An avid hunter himself, Goya devoted several drawings to the theme of the hunt, including at least ten in one of the ‘private’ albums of independent works which he formed at the end of his life, the so-called album F (or Sepia Album), generally dated to 1815-20 (see, in addition to the present sheet, P. Gassier and J. Wilson, Vie et œuvre de Francisco Goya, Freiburg and Paris, 1970, nos. 1510-8, ill.; and Gassier, op. cit., 1973, nos. F.97-F.106, ill.). Drawings from the series can be found at The Metropolitan Museum of Art (inv. 35.103.22, 35.103.23), The Morgan Library and Museum (inv. EVT 296), and the Museum Boijmans Van Beuningen, Rotterdam (J. Wilson-Bareau, Goya: Drawings from his Private Albums, exh. cat. London, Hayward Gallery, 2001, no. 66, ill.); one formerly in the Krugier collection was recently sold, Sotheby’s, London, 6 February 2014, lot 113.
Of the group, the present sheet counts among the most elaborate, showing a young man in an open landscape, holding his gun and accompanied by his dog. The animal’s pose, his mottled fur, the man’s gear and the shadow cast on his face by his hat are all evidence of Goya’s extremely agile yet subtle brushwork. The dog’s alertness stands in contrast to the man’s seemingly pensive mood, while the hunters’ prey remains invisible, adding to the viewer’s impression of witnessing a moment suspended in time.
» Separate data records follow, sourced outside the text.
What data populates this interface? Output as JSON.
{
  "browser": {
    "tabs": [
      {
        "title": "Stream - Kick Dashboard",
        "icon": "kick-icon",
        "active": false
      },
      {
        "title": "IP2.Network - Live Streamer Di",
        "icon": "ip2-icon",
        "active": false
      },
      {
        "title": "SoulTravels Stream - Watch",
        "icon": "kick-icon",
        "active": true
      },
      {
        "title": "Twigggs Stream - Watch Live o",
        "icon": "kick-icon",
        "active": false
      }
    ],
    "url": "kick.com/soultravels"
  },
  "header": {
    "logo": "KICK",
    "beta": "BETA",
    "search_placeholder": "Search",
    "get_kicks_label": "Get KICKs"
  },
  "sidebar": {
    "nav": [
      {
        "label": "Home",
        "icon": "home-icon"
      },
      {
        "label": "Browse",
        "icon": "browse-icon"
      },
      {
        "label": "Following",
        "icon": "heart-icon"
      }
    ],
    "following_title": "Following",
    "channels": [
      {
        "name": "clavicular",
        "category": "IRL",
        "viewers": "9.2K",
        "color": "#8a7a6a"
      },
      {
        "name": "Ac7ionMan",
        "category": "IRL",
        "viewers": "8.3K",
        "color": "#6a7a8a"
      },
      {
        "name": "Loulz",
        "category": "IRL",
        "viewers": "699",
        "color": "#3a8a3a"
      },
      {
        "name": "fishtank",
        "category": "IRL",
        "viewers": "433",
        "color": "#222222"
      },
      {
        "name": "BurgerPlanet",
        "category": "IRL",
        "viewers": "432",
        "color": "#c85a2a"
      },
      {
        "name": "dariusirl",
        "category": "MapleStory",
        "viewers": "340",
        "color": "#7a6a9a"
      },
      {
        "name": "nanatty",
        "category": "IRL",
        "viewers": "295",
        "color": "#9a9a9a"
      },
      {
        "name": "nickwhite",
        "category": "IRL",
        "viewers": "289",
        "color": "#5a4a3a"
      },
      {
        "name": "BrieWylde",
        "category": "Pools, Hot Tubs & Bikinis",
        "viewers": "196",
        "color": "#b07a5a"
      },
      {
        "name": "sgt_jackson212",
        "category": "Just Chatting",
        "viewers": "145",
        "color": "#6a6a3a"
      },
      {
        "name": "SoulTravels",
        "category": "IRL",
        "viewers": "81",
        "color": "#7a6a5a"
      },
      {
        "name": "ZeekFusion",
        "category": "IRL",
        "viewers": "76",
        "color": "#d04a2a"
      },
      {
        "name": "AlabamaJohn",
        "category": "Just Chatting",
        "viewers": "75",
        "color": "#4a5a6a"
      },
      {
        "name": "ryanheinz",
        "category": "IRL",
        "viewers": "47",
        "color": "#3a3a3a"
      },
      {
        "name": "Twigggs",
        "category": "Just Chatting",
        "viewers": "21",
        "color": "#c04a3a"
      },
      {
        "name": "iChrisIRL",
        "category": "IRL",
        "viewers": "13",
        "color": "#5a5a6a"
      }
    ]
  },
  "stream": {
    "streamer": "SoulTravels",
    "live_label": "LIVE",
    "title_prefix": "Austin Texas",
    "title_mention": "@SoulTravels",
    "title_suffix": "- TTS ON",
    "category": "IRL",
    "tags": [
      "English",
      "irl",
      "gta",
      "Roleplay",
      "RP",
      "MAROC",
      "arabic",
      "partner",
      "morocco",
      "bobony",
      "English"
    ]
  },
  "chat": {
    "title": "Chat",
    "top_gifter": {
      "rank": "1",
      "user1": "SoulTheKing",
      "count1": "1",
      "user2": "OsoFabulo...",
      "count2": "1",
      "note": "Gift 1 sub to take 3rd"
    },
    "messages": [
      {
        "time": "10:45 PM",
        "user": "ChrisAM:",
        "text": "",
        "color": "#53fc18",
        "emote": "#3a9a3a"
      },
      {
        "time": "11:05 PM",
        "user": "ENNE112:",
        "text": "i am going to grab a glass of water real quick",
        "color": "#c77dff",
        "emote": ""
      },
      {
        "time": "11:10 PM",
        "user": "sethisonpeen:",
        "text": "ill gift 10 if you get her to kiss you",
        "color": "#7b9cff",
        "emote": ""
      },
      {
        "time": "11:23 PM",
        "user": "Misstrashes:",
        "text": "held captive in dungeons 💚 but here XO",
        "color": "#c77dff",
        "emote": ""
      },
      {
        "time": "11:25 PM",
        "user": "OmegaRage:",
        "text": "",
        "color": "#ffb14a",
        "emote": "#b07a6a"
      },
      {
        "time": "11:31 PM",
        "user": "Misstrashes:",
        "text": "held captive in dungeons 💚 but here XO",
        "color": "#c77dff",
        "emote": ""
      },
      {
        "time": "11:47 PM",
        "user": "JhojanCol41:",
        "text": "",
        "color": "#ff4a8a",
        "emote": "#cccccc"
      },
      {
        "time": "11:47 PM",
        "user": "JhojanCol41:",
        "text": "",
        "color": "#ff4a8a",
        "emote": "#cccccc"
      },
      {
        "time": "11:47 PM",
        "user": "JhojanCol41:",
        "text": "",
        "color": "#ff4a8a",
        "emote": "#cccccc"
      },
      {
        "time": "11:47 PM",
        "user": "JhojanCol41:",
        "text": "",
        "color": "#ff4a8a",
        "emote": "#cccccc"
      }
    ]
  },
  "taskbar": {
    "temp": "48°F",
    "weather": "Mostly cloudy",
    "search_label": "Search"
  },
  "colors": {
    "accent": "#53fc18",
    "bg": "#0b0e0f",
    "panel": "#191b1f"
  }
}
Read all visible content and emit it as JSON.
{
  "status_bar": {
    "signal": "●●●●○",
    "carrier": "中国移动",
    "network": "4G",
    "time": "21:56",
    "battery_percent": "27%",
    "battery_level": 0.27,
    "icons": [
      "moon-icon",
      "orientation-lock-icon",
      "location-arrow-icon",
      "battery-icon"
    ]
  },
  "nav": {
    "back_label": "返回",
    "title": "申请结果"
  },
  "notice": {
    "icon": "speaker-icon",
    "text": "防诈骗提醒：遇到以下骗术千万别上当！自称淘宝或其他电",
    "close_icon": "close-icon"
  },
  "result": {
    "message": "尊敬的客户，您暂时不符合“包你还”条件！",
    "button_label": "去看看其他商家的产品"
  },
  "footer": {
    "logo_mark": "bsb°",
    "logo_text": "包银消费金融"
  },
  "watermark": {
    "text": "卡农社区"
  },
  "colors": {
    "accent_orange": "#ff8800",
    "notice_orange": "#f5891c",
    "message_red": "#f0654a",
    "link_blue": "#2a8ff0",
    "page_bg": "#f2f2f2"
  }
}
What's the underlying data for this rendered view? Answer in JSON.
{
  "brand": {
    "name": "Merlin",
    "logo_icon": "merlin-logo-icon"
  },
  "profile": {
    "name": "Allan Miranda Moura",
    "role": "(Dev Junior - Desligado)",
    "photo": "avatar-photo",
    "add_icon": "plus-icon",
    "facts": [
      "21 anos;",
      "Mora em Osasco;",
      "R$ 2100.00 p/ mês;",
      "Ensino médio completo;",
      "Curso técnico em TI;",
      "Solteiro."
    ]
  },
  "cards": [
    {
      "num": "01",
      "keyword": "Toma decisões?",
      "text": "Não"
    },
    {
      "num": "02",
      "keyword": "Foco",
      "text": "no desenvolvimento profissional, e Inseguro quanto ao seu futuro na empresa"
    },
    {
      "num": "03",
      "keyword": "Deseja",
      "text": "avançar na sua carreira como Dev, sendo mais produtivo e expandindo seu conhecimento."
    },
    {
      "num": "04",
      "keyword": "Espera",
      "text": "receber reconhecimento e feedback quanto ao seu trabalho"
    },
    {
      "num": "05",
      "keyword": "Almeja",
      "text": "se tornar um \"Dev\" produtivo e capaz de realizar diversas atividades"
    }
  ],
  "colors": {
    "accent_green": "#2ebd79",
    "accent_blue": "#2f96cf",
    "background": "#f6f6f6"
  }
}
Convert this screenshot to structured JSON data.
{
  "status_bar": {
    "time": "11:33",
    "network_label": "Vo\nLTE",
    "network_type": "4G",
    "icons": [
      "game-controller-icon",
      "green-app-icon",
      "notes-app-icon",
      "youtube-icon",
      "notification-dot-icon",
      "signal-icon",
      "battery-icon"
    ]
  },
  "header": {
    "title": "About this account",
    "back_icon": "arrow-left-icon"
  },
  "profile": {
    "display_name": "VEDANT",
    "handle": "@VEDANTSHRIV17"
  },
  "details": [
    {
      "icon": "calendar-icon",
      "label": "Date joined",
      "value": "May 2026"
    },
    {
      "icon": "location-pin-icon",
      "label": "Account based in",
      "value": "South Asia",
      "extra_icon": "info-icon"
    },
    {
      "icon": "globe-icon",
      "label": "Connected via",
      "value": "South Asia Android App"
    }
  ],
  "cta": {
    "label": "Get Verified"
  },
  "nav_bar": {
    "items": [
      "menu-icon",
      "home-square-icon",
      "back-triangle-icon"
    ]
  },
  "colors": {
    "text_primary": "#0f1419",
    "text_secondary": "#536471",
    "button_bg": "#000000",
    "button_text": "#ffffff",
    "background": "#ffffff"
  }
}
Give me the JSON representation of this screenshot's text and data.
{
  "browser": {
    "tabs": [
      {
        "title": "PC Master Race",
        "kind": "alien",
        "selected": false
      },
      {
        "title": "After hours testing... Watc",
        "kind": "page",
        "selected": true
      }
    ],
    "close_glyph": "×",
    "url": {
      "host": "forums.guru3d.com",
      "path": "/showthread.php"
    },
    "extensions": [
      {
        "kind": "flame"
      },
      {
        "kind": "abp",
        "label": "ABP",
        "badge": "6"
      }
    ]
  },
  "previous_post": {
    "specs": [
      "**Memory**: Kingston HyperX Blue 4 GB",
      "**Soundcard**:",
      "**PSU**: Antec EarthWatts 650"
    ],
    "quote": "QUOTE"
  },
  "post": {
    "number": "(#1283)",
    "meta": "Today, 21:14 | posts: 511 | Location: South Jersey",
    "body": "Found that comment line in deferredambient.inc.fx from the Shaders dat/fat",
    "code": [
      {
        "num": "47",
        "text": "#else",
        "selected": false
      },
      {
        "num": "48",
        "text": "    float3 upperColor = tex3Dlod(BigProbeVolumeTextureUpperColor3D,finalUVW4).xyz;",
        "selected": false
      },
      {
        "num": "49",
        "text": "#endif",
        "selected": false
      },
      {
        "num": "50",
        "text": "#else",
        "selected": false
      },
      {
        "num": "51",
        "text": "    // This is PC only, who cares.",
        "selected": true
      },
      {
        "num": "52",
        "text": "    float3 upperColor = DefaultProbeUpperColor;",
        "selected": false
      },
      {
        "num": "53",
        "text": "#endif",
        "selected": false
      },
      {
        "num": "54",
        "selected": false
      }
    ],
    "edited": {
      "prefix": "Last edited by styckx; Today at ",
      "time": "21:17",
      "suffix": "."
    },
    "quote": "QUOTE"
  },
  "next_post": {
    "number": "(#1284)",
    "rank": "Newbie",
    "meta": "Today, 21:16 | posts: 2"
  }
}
The landscape is reminiscent of that of Goya’s youth in Aragon.